RECORDS SUPPLIED -
........

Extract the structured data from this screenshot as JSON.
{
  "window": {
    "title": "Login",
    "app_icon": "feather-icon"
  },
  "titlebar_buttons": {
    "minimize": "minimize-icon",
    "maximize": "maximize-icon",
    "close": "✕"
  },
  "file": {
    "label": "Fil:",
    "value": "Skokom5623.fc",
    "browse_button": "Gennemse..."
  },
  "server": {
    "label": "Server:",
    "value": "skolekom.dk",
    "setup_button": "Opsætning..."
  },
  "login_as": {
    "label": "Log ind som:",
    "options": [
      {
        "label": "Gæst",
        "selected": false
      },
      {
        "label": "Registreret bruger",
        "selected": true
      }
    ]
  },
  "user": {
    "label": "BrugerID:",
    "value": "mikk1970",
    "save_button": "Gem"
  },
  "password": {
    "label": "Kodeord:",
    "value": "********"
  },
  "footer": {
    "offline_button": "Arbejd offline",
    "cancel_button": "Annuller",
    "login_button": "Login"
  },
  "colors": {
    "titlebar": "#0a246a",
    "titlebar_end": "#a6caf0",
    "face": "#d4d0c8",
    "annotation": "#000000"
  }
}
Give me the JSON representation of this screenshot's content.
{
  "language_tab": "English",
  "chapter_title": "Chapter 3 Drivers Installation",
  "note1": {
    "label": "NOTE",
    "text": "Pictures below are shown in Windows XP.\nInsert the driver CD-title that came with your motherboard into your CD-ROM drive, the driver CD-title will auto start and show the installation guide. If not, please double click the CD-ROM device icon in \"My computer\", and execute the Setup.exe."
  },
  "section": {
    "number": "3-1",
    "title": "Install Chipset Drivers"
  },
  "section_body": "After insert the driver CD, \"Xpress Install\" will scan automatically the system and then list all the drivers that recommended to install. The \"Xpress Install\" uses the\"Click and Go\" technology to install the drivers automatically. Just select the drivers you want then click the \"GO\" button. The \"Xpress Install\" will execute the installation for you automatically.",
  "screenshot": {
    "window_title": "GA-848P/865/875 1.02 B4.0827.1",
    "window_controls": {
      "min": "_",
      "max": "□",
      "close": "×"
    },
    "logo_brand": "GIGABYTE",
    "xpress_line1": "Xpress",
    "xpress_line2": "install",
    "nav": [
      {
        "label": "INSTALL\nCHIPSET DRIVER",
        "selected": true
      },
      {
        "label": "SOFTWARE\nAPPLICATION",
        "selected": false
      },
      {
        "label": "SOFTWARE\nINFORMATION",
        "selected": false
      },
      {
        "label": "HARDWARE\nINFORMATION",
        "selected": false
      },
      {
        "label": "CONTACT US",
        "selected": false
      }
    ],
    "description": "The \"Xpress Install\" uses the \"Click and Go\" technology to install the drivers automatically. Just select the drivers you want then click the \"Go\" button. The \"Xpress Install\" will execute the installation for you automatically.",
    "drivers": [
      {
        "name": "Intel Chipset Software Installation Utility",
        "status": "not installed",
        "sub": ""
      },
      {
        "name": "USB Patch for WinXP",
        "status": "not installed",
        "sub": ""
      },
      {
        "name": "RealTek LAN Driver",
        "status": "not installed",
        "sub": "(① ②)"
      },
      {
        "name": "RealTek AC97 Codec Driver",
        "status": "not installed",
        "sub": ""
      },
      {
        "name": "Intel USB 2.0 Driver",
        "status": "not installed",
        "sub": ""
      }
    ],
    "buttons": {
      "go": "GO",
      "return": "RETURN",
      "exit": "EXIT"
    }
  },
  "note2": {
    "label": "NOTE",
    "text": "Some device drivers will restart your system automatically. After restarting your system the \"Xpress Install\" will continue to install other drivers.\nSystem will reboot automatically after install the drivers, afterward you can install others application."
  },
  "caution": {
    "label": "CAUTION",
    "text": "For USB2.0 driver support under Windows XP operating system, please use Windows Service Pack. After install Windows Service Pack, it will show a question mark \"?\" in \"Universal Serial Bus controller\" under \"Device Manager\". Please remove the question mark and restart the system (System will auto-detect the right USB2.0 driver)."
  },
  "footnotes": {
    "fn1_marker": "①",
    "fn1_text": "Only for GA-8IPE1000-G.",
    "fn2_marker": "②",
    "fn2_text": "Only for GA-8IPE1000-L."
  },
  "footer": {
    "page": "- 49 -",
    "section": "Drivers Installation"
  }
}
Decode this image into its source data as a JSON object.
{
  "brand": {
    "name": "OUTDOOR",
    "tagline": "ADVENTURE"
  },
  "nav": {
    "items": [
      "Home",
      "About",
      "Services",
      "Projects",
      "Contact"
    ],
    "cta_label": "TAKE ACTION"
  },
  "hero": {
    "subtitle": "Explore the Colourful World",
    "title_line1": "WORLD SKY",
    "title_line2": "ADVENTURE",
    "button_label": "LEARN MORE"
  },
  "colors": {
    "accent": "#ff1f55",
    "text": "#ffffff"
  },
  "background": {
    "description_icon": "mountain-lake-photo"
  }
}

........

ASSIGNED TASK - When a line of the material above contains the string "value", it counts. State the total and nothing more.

RESPONSE - 4